[Collected data entries]
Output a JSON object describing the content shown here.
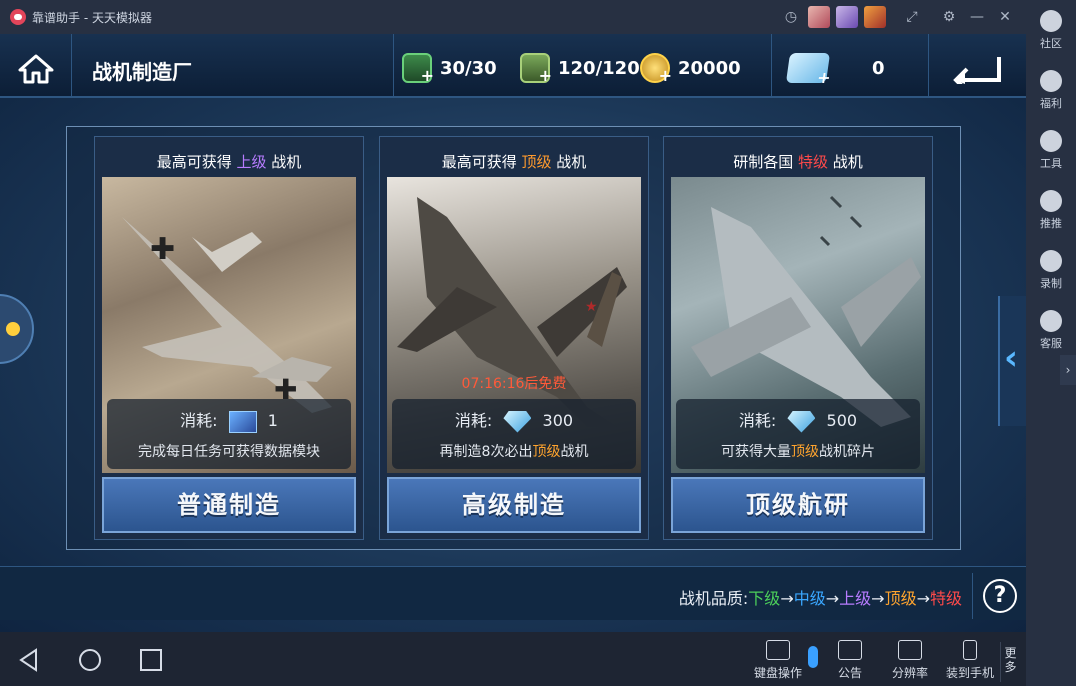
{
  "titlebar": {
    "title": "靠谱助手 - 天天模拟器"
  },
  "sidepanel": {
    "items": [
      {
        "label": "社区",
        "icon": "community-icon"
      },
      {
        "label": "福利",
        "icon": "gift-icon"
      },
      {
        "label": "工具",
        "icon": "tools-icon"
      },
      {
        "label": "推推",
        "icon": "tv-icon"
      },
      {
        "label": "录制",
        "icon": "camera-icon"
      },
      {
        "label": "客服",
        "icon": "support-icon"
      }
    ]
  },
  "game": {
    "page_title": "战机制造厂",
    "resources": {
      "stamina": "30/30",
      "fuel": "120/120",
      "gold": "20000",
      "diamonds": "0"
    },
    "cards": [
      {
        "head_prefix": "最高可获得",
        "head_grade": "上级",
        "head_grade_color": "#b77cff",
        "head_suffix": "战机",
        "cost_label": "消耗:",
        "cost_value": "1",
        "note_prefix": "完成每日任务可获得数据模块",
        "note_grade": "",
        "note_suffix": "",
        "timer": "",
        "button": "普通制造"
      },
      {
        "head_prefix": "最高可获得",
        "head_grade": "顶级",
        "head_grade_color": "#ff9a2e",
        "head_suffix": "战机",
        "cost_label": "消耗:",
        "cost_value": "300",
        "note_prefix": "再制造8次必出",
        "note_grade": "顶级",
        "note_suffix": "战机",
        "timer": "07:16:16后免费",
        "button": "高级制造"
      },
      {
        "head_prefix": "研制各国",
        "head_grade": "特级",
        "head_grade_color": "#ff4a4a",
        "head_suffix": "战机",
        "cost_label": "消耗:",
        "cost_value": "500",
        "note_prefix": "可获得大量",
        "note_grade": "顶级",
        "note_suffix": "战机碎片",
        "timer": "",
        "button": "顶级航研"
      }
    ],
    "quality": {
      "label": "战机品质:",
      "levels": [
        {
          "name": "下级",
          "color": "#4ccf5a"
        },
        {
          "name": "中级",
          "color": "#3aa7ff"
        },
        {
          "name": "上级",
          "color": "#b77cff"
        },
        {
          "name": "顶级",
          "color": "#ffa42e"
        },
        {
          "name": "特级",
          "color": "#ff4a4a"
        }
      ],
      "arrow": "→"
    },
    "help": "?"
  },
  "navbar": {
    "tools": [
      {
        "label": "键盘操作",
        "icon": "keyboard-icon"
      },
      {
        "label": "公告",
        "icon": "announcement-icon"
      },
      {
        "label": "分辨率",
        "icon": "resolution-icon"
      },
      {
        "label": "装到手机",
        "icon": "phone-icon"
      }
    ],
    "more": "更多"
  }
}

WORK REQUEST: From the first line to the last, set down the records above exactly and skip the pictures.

OUTPUT BELOW:
Output a JSON object describing the content shown here.
{
  "titlebar": {
    "title": "靠谱助手 - 天天模拟器"
  },
  "sidepanel": {
    "items": [
      {
        "label": "社区",
        "icon": "community-icon"
      },
      {
        "label": "福利",
        "icon": "gift-icon"
      },
      {
        "label": "工具",
        "icon": "tools-icon"
      },
      {
        "label": "推推",
        "icon": "tv-icon"
      },
      {
        "label": "录制",
        "icon": "camera-icon"
      },
      {
        "label": "客服",
        "icon": "support-icon"
      }
    ]
  },
  "game": {
    "page_title": "战机制造厂",
    "resources": {
      "stamina": "30/30",
      "fuel": "120/120",
      "gold": "20000",
      "diamonds": "0"
    },
    "cards": [
      {
        "head_prefix": "最高可获得",
        "head_grade": "上级",
        "head_grade_color": "#b77cff",
        "head_suffix": "战机",
        "cost_label": "消耗:",
        "cost_value": "1",
        "note_prefix": "完成每日任务可获得数据模块",
        "note_grade": "",
        "note_suffix": "",
        "timer": "",
        "button": "普通制造"
      },
      {
        "head_prefix": "最高可获得",
        "head_grade": "顶级",
        "head_grade_color": "#ff9a2e",
        "head_suffix": "战机",
        "cost_label": "消耗:",
        "cost_value": "300",
        "note_prefix": "再制造8次必出",
        "note_grade": "顶级",
        "note_suffix": "战机",
        "timer": "07:16:16后免费",
        "button": "高级制造"
      },
      {
        "head_prefix": "研制各国",
        "head_grade": "特级",
        "head_grade_color": "#ff4a4a",
        "head_suffix": "战机",
        "cost_label": "消耗:",
        "cost_value": "500",
        "note_prefix": "可获得大量",
        "note_grade": "顶级",
        "note_suffix": "战机碎片",
        "timer": "",
        "button": "顶级航研"
      }
    ],
    "quality": {
      "label": "战机品质:",
      "levels": [
        {
          "name": "下级",
          "color": "#4ccf5a"
        },
        {
          "name": "中级",
          "color": "#3aa7ff"
        },
        {
          "name": "上级",
          "color": "#b77cff"
        },
        {
          "name": "顶级",
          "color": "#ffa42e"
        },
        {
          "name": "特级",
          "color": "#ff4a4a"
        }
      ],
      "arrow": "→"
    },
    "help": "?"
  },
  "navbar": {
    "tools": [
      {
        "label": "键盘操作",
        "icon": "keyboard-icon"
      },
      {
        "label": "公告",
        "icon": "announcement-icon"
      },
      {
        "label": "分辨率",
        "icon": "resolution-icon"
      },
      {
        "label": "装到手机",
        "icon": "phone-icon"
      }
    ],
    "more": "更多"
  }
}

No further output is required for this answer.